Conclusions: This study suggests that predictors for clinically relevant bleeding in patients who receive extended duration LMWH for treatment of cancer-associated thrombosis include hypertension, metastatic disease, and recurrent VTE, in addition to tumour-site specific characteristics. Investigation into measures to reduce the frequency of gastrointestinal bleeding, the most common form of anticoagulant-related bleeding in both gastrointestinal cancer and non-gastrointestinal cancer, would be beneficial.
Table 1. Univariate and multivariate analysis of the predictors of bleeding Variables Univariate analysis Multivariate analysis Odd ratio 95% CI Odd ratio 95% CI P-value Age <45 y 45-75 y ≥75 y Reference 1.8 1.8 Reference 0.7-4.8 0.7-4.7 N/A N/A N/A CrCl≥60 ml/min 30-60 ml/min <30 ml/min Reference 1.4 2.9 Reference 0.9-2.0 0.8-10.9 N/A N/A N/A Hypertension 1.7 1.2-2.5 1.8 1.2-2.7 0.007 Metastasis 1.8 1.2-2.8 2.0 1.3-3.1 0.003 Prostate cancer 2.5 1.1-6.0 2.6 1.1-6.3 0.036 Soft tissue sarcoma 3.0 1.2-7.8 4.0 1.5-11.0 0.006 Recurrent VTE 2.1 1.3-3.4 2.1 1.3-3.4 0.004 Abbreviations: CrCl; creatinine clearance, CI; confidence interval, VTE; venous thromboembolism, N/A; not applicable

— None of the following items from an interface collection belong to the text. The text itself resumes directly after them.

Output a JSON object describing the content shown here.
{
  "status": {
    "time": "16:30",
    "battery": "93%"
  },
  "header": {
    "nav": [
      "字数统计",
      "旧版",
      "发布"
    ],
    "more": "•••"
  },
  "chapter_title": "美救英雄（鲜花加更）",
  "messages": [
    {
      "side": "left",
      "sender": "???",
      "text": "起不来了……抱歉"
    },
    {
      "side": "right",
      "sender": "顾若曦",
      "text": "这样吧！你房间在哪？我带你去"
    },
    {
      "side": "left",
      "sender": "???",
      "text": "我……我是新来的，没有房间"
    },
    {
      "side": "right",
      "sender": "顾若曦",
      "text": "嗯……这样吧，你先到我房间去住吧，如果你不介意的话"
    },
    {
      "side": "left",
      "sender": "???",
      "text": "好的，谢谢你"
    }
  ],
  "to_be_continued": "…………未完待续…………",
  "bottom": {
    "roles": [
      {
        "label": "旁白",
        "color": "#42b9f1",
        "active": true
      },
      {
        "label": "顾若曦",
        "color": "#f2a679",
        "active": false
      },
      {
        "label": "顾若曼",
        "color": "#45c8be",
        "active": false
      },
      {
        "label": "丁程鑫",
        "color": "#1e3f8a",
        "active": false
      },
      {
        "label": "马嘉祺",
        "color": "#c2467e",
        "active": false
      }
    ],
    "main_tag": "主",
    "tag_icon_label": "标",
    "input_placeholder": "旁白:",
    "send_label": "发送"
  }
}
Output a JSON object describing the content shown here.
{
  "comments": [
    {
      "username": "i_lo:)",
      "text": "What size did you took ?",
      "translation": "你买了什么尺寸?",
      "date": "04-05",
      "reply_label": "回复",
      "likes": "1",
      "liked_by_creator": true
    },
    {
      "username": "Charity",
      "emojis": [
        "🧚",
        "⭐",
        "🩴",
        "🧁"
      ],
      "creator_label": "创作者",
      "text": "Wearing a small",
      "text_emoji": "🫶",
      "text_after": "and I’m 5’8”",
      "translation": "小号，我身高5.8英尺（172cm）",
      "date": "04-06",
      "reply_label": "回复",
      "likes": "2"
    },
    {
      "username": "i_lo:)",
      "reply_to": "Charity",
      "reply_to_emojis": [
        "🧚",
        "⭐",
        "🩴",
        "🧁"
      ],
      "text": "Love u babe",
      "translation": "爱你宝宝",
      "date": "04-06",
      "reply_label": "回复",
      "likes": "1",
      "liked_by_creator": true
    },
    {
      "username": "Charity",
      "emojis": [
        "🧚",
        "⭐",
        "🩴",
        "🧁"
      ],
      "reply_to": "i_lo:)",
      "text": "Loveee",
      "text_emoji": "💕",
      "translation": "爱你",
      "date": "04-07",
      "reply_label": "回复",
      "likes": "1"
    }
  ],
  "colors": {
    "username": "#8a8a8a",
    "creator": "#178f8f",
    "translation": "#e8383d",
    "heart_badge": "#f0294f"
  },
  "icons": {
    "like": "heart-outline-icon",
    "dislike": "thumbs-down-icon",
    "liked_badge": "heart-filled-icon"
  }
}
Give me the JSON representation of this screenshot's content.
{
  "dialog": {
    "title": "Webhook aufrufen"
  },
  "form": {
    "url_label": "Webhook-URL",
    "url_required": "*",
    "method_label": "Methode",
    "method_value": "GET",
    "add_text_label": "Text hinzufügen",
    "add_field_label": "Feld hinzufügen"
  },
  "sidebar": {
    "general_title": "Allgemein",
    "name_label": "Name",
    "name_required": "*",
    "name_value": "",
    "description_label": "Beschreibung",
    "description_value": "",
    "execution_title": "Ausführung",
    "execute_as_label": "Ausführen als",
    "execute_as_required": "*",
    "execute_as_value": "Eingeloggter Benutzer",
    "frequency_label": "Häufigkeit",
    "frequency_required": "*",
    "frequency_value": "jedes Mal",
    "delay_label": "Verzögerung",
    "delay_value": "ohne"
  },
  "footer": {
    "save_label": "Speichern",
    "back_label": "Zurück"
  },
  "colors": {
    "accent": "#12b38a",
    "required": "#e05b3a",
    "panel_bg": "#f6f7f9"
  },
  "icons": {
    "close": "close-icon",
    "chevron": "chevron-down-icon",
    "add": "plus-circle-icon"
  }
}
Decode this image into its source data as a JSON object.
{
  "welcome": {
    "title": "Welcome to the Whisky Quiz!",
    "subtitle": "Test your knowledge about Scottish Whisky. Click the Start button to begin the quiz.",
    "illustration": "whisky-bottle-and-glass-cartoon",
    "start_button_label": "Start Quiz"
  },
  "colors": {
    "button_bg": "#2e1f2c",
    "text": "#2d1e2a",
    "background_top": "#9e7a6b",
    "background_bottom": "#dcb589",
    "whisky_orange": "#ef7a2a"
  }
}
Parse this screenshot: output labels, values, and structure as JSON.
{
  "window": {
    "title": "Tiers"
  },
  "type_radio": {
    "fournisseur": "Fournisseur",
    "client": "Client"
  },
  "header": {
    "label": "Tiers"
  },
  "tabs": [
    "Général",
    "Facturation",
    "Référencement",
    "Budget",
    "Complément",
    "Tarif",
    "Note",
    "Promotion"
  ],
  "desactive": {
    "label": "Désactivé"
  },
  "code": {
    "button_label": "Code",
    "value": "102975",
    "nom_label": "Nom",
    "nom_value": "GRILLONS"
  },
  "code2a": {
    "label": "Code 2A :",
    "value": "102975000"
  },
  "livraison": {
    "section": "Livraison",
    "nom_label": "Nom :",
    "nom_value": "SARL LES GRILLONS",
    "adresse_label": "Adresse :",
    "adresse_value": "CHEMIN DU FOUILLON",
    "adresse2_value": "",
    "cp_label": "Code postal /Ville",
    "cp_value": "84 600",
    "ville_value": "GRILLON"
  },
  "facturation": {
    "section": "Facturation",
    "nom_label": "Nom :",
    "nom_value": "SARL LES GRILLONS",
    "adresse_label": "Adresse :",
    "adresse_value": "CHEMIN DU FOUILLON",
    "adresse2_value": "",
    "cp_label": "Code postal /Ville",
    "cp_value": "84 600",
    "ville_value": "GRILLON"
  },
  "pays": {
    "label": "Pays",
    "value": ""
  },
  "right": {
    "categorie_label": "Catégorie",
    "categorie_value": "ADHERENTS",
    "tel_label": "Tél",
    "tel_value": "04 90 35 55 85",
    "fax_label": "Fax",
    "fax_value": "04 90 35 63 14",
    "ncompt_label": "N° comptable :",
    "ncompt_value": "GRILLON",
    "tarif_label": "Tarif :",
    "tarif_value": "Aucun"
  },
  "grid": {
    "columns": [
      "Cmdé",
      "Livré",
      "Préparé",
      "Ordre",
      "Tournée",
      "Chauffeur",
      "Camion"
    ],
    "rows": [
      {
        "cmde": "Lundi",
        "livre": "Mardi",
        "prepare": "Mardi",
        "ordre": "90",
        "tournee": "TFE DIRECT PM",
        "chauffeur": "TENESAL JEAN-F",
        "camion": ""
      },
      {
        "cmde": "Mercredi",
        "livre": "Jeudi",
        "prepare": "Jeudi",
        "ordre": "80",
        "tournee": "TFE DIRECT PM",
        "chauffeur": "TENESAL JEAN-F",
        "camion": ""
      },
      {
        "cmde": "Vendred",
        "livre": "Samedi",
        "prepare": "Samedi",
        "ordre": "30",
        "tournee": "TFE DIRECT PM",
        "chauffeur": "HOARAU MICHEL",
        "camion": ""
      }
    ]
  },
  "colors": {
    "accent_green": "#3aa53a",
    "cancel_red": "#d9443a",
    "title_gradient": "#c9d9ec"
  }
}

Figure 1. Cumulative risk of clinically relevant bleeding in cancer-associated thrombosis patients who received low-molecular weight heparin Figure 1. Cumulative risk of clinically relevant bleeding in cancer-associated thrombosis patients who received low-molecular weight heparin
No relevant conflicts of interest to declare.